An amateur rugby player spent Christmas in hospital after a wound that had been infected by dog faeces 12 years ago suddenly flared up.

Dan Colbridge, 33, was kept in hospital for nine days after his leg broke out in sore blisters and left him struggling to walk.

The father-of-two was first affected by cellulitis in 2007 after attending a training session with a small cut on his leg.

Without realising, he landed in the dog mess and harmful parasites entered his open wound. A few days later he was struck down with excruciating pain.

He was diagnosed with cellulitis caused by toxocariasis, a rare roundworm infection that entered his bloodstream.

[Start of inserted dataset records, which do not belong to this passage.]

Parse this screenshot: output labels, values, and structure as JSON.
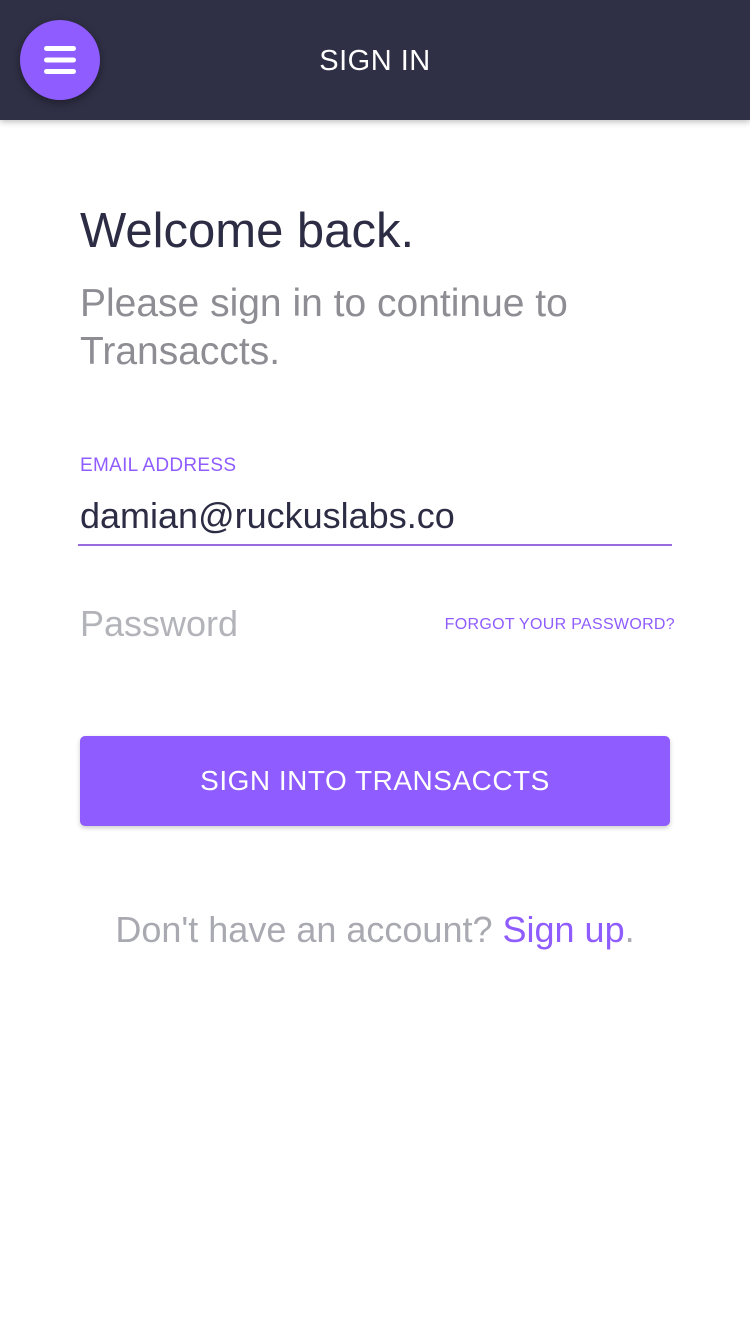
{
  "header": {
    "title": "SIGN IN",
    "menu_icon": "hamburger-menu-icon"
  },
  "intro": {
    "heading": "Welcome back.",
    "subtitle": "Please sign in to continue to Transaccts."
  },
  "form": {
    "email_label": "EMAIL ADDRESS",
    "email_value": "damian@ruckuslabs.co",
    "password_placeholder": "Password",
    "password_value": "",
    "forgot_label": "FORGOT YOUR PASSWORD?",
    "submit_label": "SIGN INTO TRANSACCTS"
  },
  "footer": {
    "prompt": "Don't have an account? ",
    "signup_label": "Sign up",
    "punctuation": "."
  },
  "colors": {
    "header_bg": "#2f2f45",
    "accent": "#8f5cff",
    "heading_text": "#2c2c44",
    "muted_text": "#8d8d93"
  }
}
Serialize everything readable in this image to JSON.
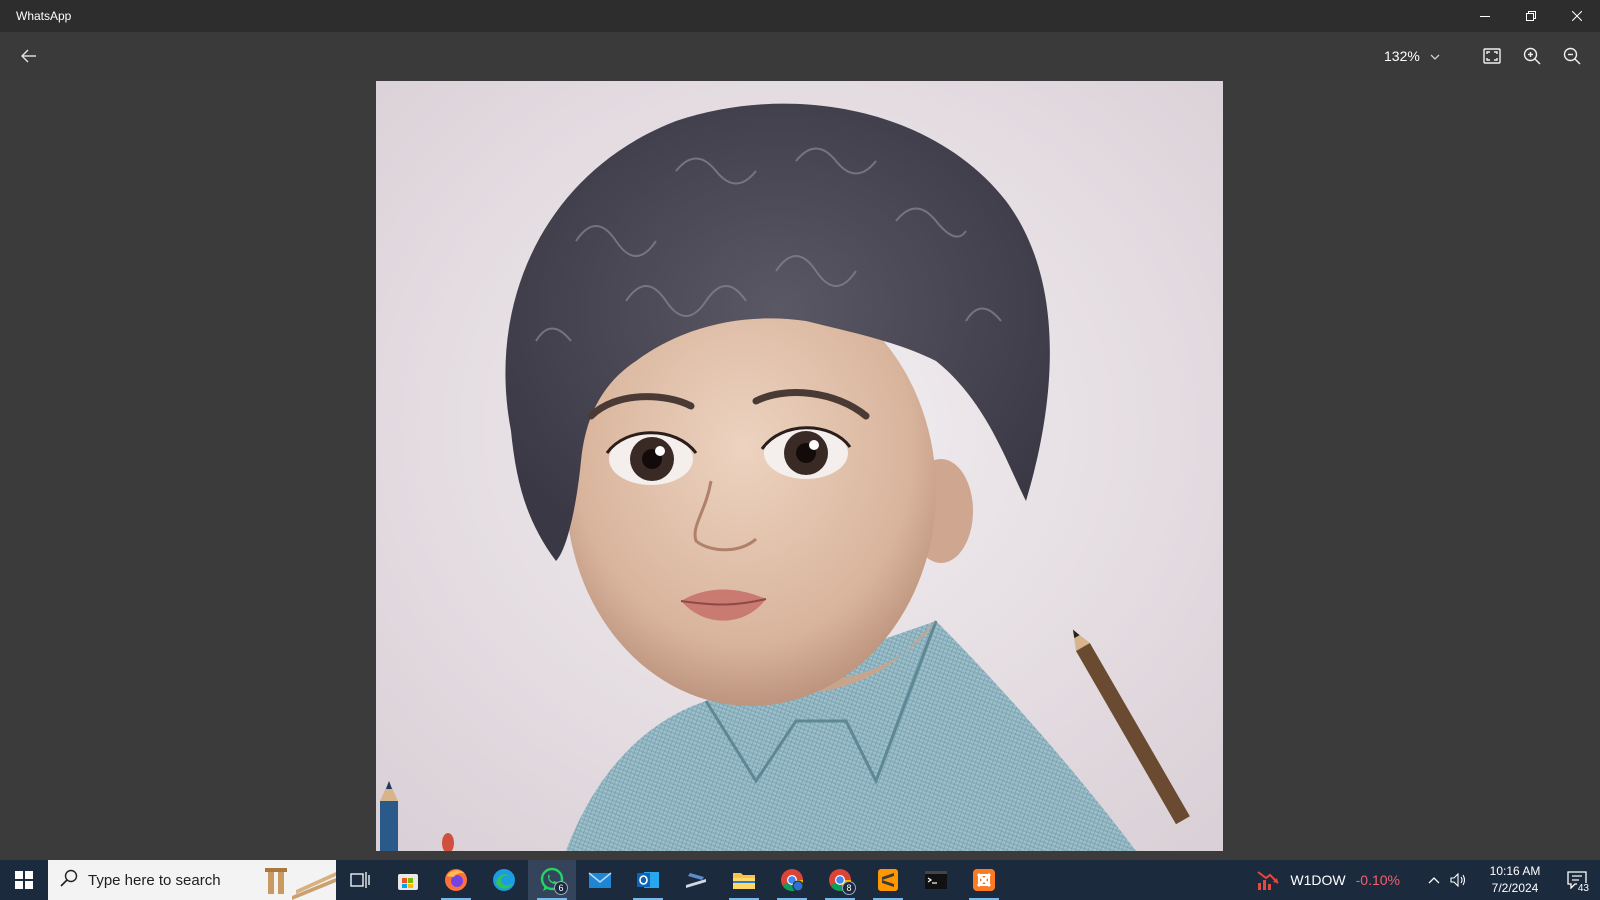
{
  "window": {
    "title": "WhatsApp",
    "controls": [
      "minimize",
      "restore",
      "close"
    ]
  },
  "toolbar": {
    "back_icon": "arrow-left-icon",
    "zoom_level": "132%",
    "zoom_dropdown_icon": "chevron-down-icon",
    "fit_icon": "fit-to-window-icon",
    "zoom_in_icon": "zoom-in-icon",
    "zoom_out_icon": "zoom-out-icon"
  },
  "viewer": {
    "image_subject": "pencil drawing of a curly-haired child in a light blue striped shirt",
    "background": "#3b3b3b"
  },
  "taskbar": {
    "search_placeholder": "Type here to search",
    "apps": [
      {
        "name": "task-view",
        "icon": "task-view-icon"
      },
      {
        "name": "microsoft-store",
        "icon": "store-icon"
      },
      {
        "name": "firefox",
        "icon": "firefox-icon"
      },
      {
        "name": "edge",
        "icon": "edge-icon"
      },
      {
        "name": "whatsapp",
        "icon": "whatsapp-icon",
        "badge": "6",
        "active": true
      },
      {
        "name": "mail",
        "icon": "mail-icon"
      },
      {
        "name": "outlook",
        "icon": "outlook-icon"
      },
      {
        "name": "app",
        "icon": "app-icon"
      },
      {
        "name": "file-explorer",
        "icon": "folder-icon"
      },
      {
        "name": "chrome-profile",
        "icon": "chrome-icon"
      },
      {
        "name": "chrome",
        "icon": "chrome-icon",
        "badge": "8"
      },
      {
        "name": "sublime-text",
        "icon": "sublime-icon"
      },
      {
        "name": "terminal",
        "icon": "terminal-icon"
      },
      {
        "name": "xampp",
        "icon": "xampp-icon"
      }
    ],
    "stock": {
      "name": "W1DOW",
      "change": "-0.10%"
    },
    "time": "10:16 AM",
    "date": "7/2/2024",
    "notification_count": "43"
  }
}
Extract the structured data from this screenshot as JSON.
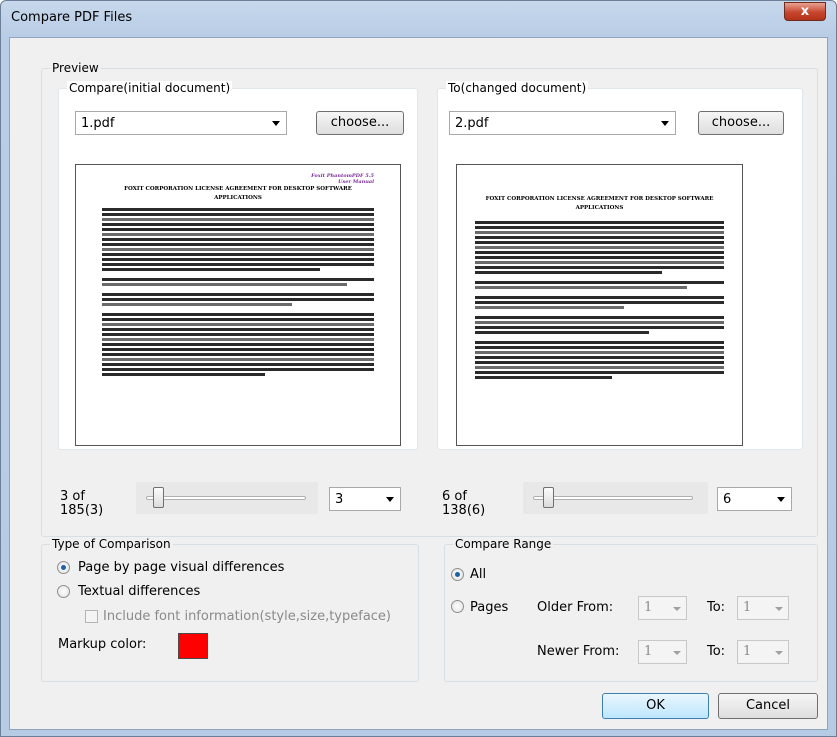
{
  "window": {
    "title": "Compare PDF Files",
    "close_label": "x"
  },
  "preview": {
    "label": "Preview",
    "left": {
      "label": "Compare(initial document)",
      "file": "1.pdf",
      "choose_label": "choose...",
      "doc_header": "Foxit PhantomPDF 5.5\nUser Manual",
      "doc_title": "FOXIT CORPORATION LICENSE AGREEMENT FOR DESKTOP SOFTWARE APPLICATIONS",
      "page_info": "3  of\n185(3)",
      "page_value": "3",
      "slider_fraction": 0.05
    },
    "right": {
      "label": "To(changed document)",
      "file": "2.pdf",
      "choose_label": "choose...",
      "doc_title": "FOXIT CORPORATION LICENSE AGREEMENT FOR DESKTOP SOFTWARE APPLICATIONS",
      "page_info": "6  of\n138(6)",
      "page_value": "6",
      "slider_fraction": 0.07
    }
  },
  "comparison": {
    "label": "Type of Comparison",
    "option_visual": "Page by page visual differences",
    "option_textual": "Textual differences",
    "include_font": "Include font information(style,size,typeface)",
    "markup_label": "Markup color:",
    "markup_color": "#ff0000",
    "selected": "visual"
  },
  "range": {
    "label": "Compare Range",
    "all_label": "All",
    "pages_label": "Pages",
    "older_from_label": "Older From:",
    "newer_from_label": "Newer From:",
    "to_label": "To:",
    "older_from": "1",
    "older_to": "1",
    "newer_from": "1",
    "newer_to": "1",
    "selected": "all"
  },
  "buttons": {
    "ok": "OK",
    "cancel": "Cancel"
  }
}
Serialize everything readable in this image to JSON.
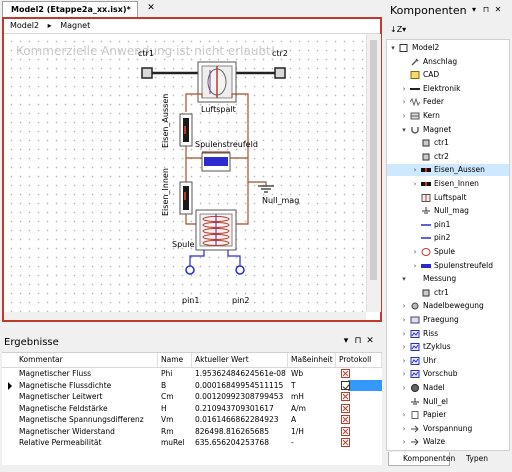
{
  "document": {
    "tab_title": "Model2 (Etappe2a_xx.isx)*",
    "tab_close": "✕",
    "breadcrumb": [
      "Model2",
      "Magnet"
    ],
    "breadcrumb_sep": "▸",
    "watermark": "Kommerzielle Anwendung ist nicht erlaubt!"
  },
  "diagram": {
    "labels": {
      "ctr1": "ctr1",
      "ctr2": "ctr2",
      "luftspalt": "Luftspalt",
      "eisen_aussen": "Eisen_Aussen",
      "eisen_innen": "Eisen_Innen",
      "spulenstreufeld": "Spulenstreufeld",
      "null_mag": "Null_mag",
      "spule": "Spule",
      "pin1": "pin1",
      "pin2": "pin2"
    }
  },
  "results": {
    "title": "Ergebnisse",
    "panel_buttons": [
      "▾",
      "⊓",
      "✕"
    ],
    "columns": [
      "Kommentar",
      "Name",
      "Aktueller Wert",
      "Maßeinheit",
      "Protokoll"
    ],
    "rows": [
      {
        "kommentar": "Magnetischer Fluss",
        "name": "Phi",
        "wert": "1.95362484624561e-08",
        "einheit": "Wb",
        "protokoll": false
      },
      {
        "kommentar": "Magnetische Flussdichte",
        "name": "B",
        "wert": "0.00016849954511115",
        "einheit": "T",
        "protokoll": true
      },
      {
        "kommentar": "Magnetischer Leitwert",
        "name": "Cm",
        "wert": "0.00120992308799453",
        "einheit": "mH",
        "protokoll": false
      },
      {
        "kommentar": "Magnetische Feldstärke",
        "name": "H",
        "wert": "0.210943709301617",
        "einheit": "A/m",
        "protokoll": false
      },
      {
        "kommentar": "Magnetische Spannungsdifferenz",
        "name": "Vm",
        "wert": "0.0161466862284923",
        "einheit": "A",
        "protokoll": false
      },
      {
        "kommentar": "Magnetischer Widerstand",
        "name": "Rm",
        "wert": "826498.816265685",
        "einheit": "1/H",
        "protokoll": false
      },
      {
        "kommentar": "Relative Permeabilität",
        "name": "muRel",
        "wert": "635.656204253768",
        "einheit": "-",
        "protokoll": false
      }
    ]
  },
  "components": {
    "title": "Komponenten",
    "panel_buttons": [
      "▾",
      "⊓",
      "✕"
    ],
    "sort_icon": "↓Z▾",
    "tree": [
      {
        "label": "Model2",
        "level": 0,
        "twisty": "▾",
        "icon": "box"
      },
      {
        "label": "Anschlag",
        "level": 1,
        "twisty": "",
        "icon": "wrench"
      },
      {
        "label": "CAD",
        "level": 1,
        "twisty": "",
        "icon": "cad"
      },
      {
        "label": "Elektronik",
        "level": 1,
        "twisty": "›",
        "icon": "line"
      },
      {
        "label": "Feder",
        "level": 1,
        "twisty": "›",
        "icon": "spring"
      },
      {
        "label": "Kern",
        "level": 1,
        "twisty": "›",
        "icon": "core"
      },
      {
        "label": "Magnet",
        "level": 1,
        "twisty": "▾",
        "icon": "magnet"
      },
      {
        "label": "ctr1",
        "level": 2,
        "twisty": "",
        "icon": "pin"
      },
      {
        "label": "ctr2",
        "level": 2,
        "twisty": "",
        "icon": "pin"
      },
      {
        "label": "Eisen_Aussen",
        "level": 2,
        "twisty": "›",
        "icon": "bar",
        "selected": true
      },
      {
        "label": "Eisen_Innen",
        "level": 2,
        "twisty": "›",
        "icon": "bar"
      },
      {
        "label": "Luftspalt",
        "level": 2,
        "twisty": "",
        "icon": "gap"
      },
      {
        "label": "Null_mag",
        "level": 2,
        "twisty": "",
        "icon": "ground"
      },
      {
        "label": "pin1",
        "level": 2,
        "twisty": "",
        "icon": "bluepin"
      },
      {
        "label": "pin2",
        "level": 2,
        "twisty": "",
        "icon": "bluepin"
      },
      {
        "label": "Spule",
        "level": 2,
        "twisty": "›",
        "icon": "coil"
      },
      {
        "label": "Spulenstreufeld",
        "level": 2,
        "twisty": "›",
        "icon": "bluebar"
      },
      {
        "label": "Messung",
        "level": 1,
        "twisty": "▾",
        "icon": "none"
      },
      {
        "label": "ctr1",
        "level": 2,
        "twisty": "",
        "icon": "pin"
      },
      {
        "label": "Nadelbewegung",
        "level": 1,
        "twisty": "›",
        "icon": "gear"
      },
      {
        "label": "Praegung",
        "level": 1,
        "twisty": "›",
        "icon": "stamp"
      },
      {
        "label": "Riss",
        "level": 1,
        "twisty": "›",
        "icon": "chart"
      },
      {
        "label": "tZyklus",
        "level": 1,
        "twisty": "›",
        "icon": "chart"
      },
      {
        "label": "Uhr",
        "level": 1,
        "twisty": "›",
        "icon": "chart"
      },
      {
        "label": "Vorschub",
        "level": 1,
        "twisty": "›",
        "icon": "chart"
      },
      {
        "label": "Nadel",
        "level": 1,
        "twisty": "›",
        "icon": "ball"
      },
      {
        "label": "Null_el",
        "level": 1,
        "twisty": "",
        "icon": "ground"
      },
      {
        "label": "Papier",
        "level": 1,
        "twisty": "›",
        "icon": "paper"
      },
      {
        "label": "Vorspannung",
        "level": 1,
        "twisty": "›",
        "icon": "arrow"
      },
      {
        "label": "Walze",
        "level": 1,
        "twisty": "›",
        "icon": "arrow"
      }
    ],
    "tabs": [
      "Komponenten",
      "Typen"
    ]
  }
}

It can be spread through coming into contact with animal faeces.

Mr Colbridge, from Bridgend in Wales, was prescribed antibiotics and the infection eventually cleared up.

Dan Colbridge, 33, was kept in hospital for nine days over Christmas after a wound that had been infected by dog poo 12 years ago suddenly flared up. His children visited him during his hospital stint

Dan Colbridge, 33, was kept in hospital for nine days over Christmas after a wound that had been infected by dog poo 12 years ago suddenly flared up. His children visited him during his hospital stint

The father-of-two was first affected by the injury in 2007 after attending a training session with a small cut on his leg. Without realising, he landed in the dog mess and harmful parasites entered his open wound

The father-of-two was first affected by the injury in 2007 after attending a training session with a small cut on his leg. Without realising, he landed in the dog mess and harmful parasites entered his open wound

WARNING: GRAPHIC CONTENT. The father-of-two's leg broke out in sore red blisters

He was diagnosed with cellulitis in December

WARNING: GRAPHIC CONTENT. The father-of-two's leg broke out in sore red blisters after contracting cellulitis in December. He has been prone to infections since the injury in 2007

But his immune system is thought to have been left permanently damaged, making him prone to bacterial infections.

Twelve years after beating toxocariasis, Mr Colbridge experienced persistent pain in the same part of his leg.

He was admitted to Princess of Wales Hospital in Bridgend where he spent nine days waiting for his infection to go down. 

Doctors told him that he once again had cellulitis, which caused the skin on his leg to swell and become painful to touch.

Cellulitis occurs when bacteria that live on the surface of the skin, most commonly streptococcus and staphylococcus, enter through a crack or break.

Anyone who has had the bacterial infection before has up to a 20 per cent chance of it returning.

TOXOCARIASIS: THE PARASITE THAT CAN DESTROY VISION 

Toxocariasis is a rare infection caused by roundworm parasites (Toxocara).

It is spread from animals to humans via their infected faeces.

Ocular larva migrans is the least common but potentially most serious type of toxocariasis.

The condition can develop if the roundworm parasites move into the eyes.

The main symptoms of ocular larva migrans are blurred or cloudy vision and irritation of the eyes. 

Get the latest news delivered to your inbox

Follow us on social media networks

PREV Vapers have been complaining about health problems online for years, study finds
NEXT Man who lost half his leg says doctors have REFUSED to save his stump